Whoops! I already owned Animal Magnetism. No big deal; looks like some lucky person will be getting a free copy from me. I really have to keep track of reissues better. This is happening more and more frequently as my collection grows.
I still wanted some more classic Styx. I’ve been playing my Styx albums repeatedly. I needed some more classics to throw in the shuffle, so I moved on to the new CD racks. There I picked up Pieces of Eight and Crystal Ball. $9.99 each. One by one and I’ll get them all.
Continuing through the racks of new stock, I spied two Kick Axe remasters by Rock Candy. I’ve wanted both these albums for a long time: Vices and Welcome to the Club, $22.99 each. I’ve spun through both twice and was impressed with both the music and liner notes. What an underrated singer George Criston is. This sparked more Kick Axe purchases later on Discogs and Amazon. The third album, Rock the World, is coming in the form of another Rock Candy remaster. And thanks to the excellent liner notes inside Vices, I also tracked down some early Kick Axe on Discogs. Debut single “Week-End Ride” / “One More Time” from 1981 is inbound! Also coming, from the same year, is a compilation LP called Playboy Street Rock. Kick Axe have a live track on that called “Reality is the Nightmare”. It’s going to be cool hearing those early songs, which had a different singer.
It’s funny about Kick Axe. One of the first buttons I ever bought for my jacket was Vices. It only took close to 40 years to finally get the album.
Finally we closed the Encore trip with some vinyl. A lovely reissue of Alice Cooper’s Zipper Catches Skin, on clear “black smoke” vinyl. It looks and sounds great, and now I finally have all the Alice Cooper studio albums.
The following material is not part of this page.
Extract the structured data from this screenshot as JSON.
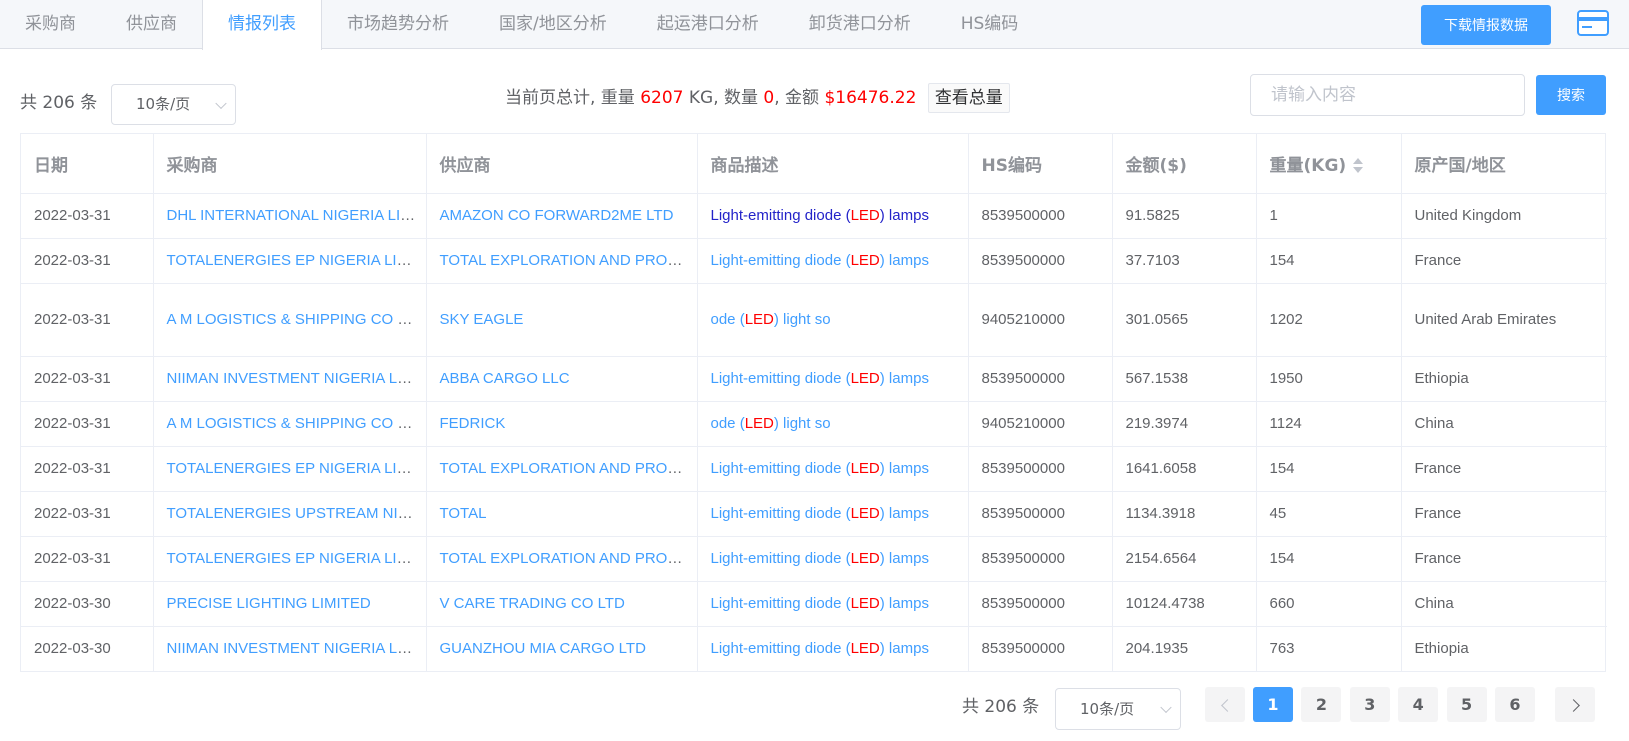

We bid farewell to Al and headed home again on the ION. Now that the train is up and running, I do believe I’ll be making Encore a fairly regular weekend stop.
Music by Max the Axe.
“Overload” from the CD Overload (2008)